But there are rules and regulations you should be aware of before partnering with a software company for your recruitment email marketing needs. 

What is the CAN SPAM Act?

According to the Federal Trade Commission (FTC), the CAN-SPAM Act establishes requirements for commercial messages, gives recipients the right to have you stop emailing them, and spells out tough penalties for violations.

These requirements do not just apply to bulk emails that end up in your spam folder, this applies to all commercial messages from businesses.

Non-Compliance Can Be Costly

Recruiters need to stay compliant with CAN-SPAM laws to ensure their emails aren’t turning off future applicants and avoid costly penalties. Each separate email in violation of the CAN-SPAM Act can cost up to $40,654 in penalties.

While emails relating to talent acquisition generally do not fall under the CAN-SPAM guidelines,  iCIMS Connect  can be used to meet the seven guiding principles of the act.

According to the FTC website here are some of the main requirements you should be aware of:

1.     Identify the person or business who initiated the message

2.     Use accurate headlines and sublines that are not misleading

3.     Identify the message as an ad

4.     Include your valid physical postal address within your emails

5.     Tell recipients how to opt out of recruiting future emails from you

6.     Honor opt-out requests from recipients within 10 business days 

7.     Monitor email marketing that others are doing on your behalf

How You Can Reduce Risk

Talent acquisition professionals should partner with a software solution that gives users peace of mind so they can focus on bringing in the best talent for their organization. iCIMS Connect offers tools that help users include opt-out options, honor opt-outs, and track all emails for monitoring. The system can be used to provide clear information, avoid deceptive subjects, and include information about company location. Any advertisements a customer choose to send to candidates through the system can be labeled and marked as ads.

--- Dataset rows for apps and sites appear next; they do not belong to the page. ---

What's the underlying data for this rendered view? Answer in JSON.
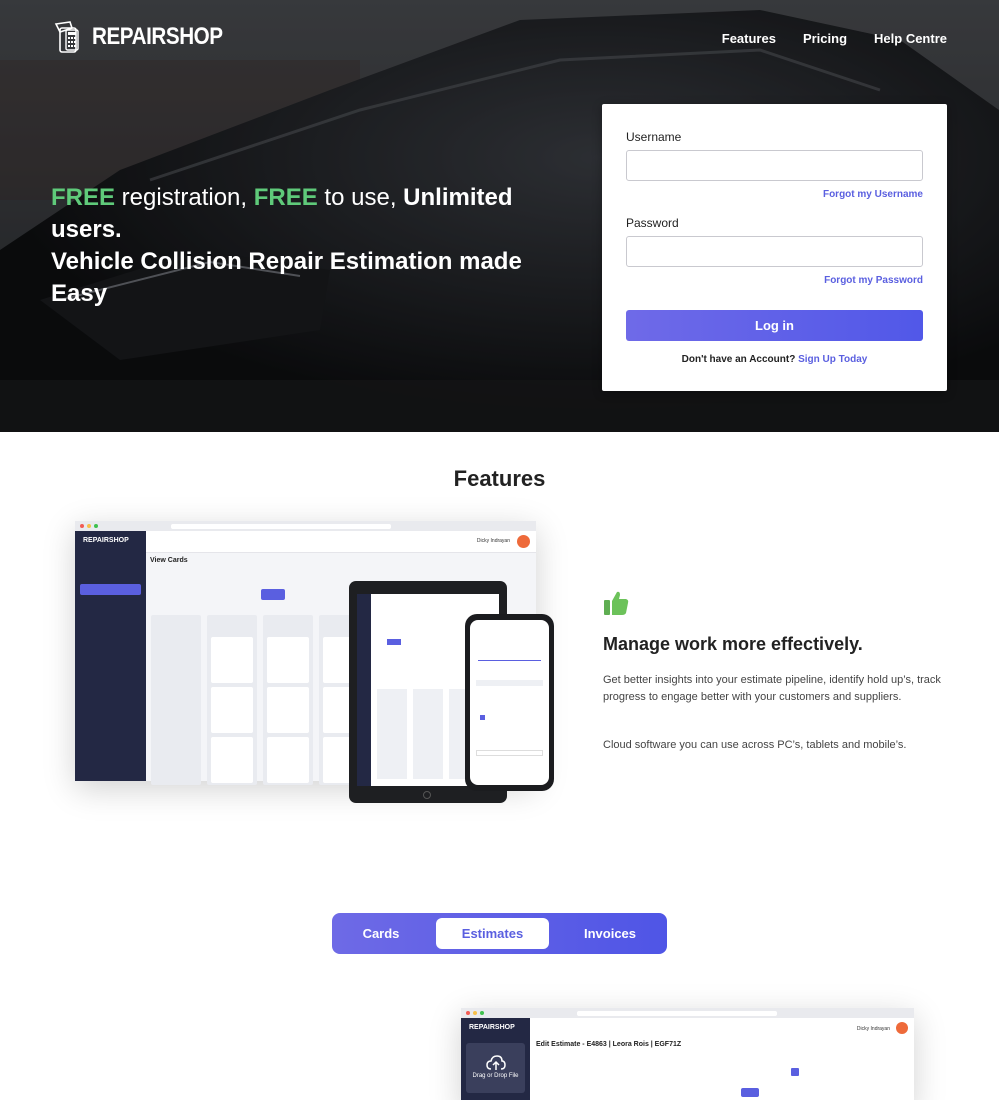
{
  "header": {
    "brand": "REPAIRSHOP",
    "nav": [
      "Features",
      "Pricing",
      "Help Centre"
    ]
  },
  "hero": {
    "line1_free1": "FREE",
    "line1_reg": " registration, ",
    "line1_free2": "FREE",
    "line1_to": " to use, ",
    "line1_bold": "Unlimited users.",
    "line2": "Vehicle Collision Repair Estimation made Easy"
  },
  "login": {
    "username_label": "Username",
    "username_value": "",
    "forgot_username": "Forgot my Username",
    "password_label": "Password",
    "password_value": "",
    "forgot_password": "Forgot my Password",
    "login_button": "Log in",
    "no_account": "Don't have an Account?",
    "signup_link": "Sign Up Today"
  },
  "features": {
    "title": "Features",
    "heading": "Manage work more effectively.",
    "para1": "Get better insights into your estimate pipeline, identify hold up’s, track progress to engage better with your customers and suppliers.",
    "para2": "Cloud software you can use across PC’s, tablets and mobile’s."
  },
  "mock": {
    "app_logo": "REPAIRSHOP",
    "view_title": "View Cards",
    "sidebar_items": [
      "Workcenter",
      "Cards",
      "Estimates",
      "Invoices",
      "Estimate Templat...",
      "Suppliers",
      "Customers",
      "Insurers",
      "Assessors",
      "Advanced Settings",
      "Sign out"
    ],
    "user_name": "Dicky Indrayan",
    "estimate_title": "Edit Estimate - E4863 | Leora Rois | EGF71Z",
    "drop_label": "Drag or Drop File"
  },
  "tabs": {
    "items": [
      "Cards",
      "Estimates",
      "Invoices"
    ],
    "active": "Estimates"
  },
  "colors": {
    "accent": "#5a5fe0",
    "free_green": "#5fca7a",
    "sidebar_dark": "#232844"
  }
}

To learn more about why and how to use CRM technology, check out our eBook “Recruitment Marketing: Fad or Future?”.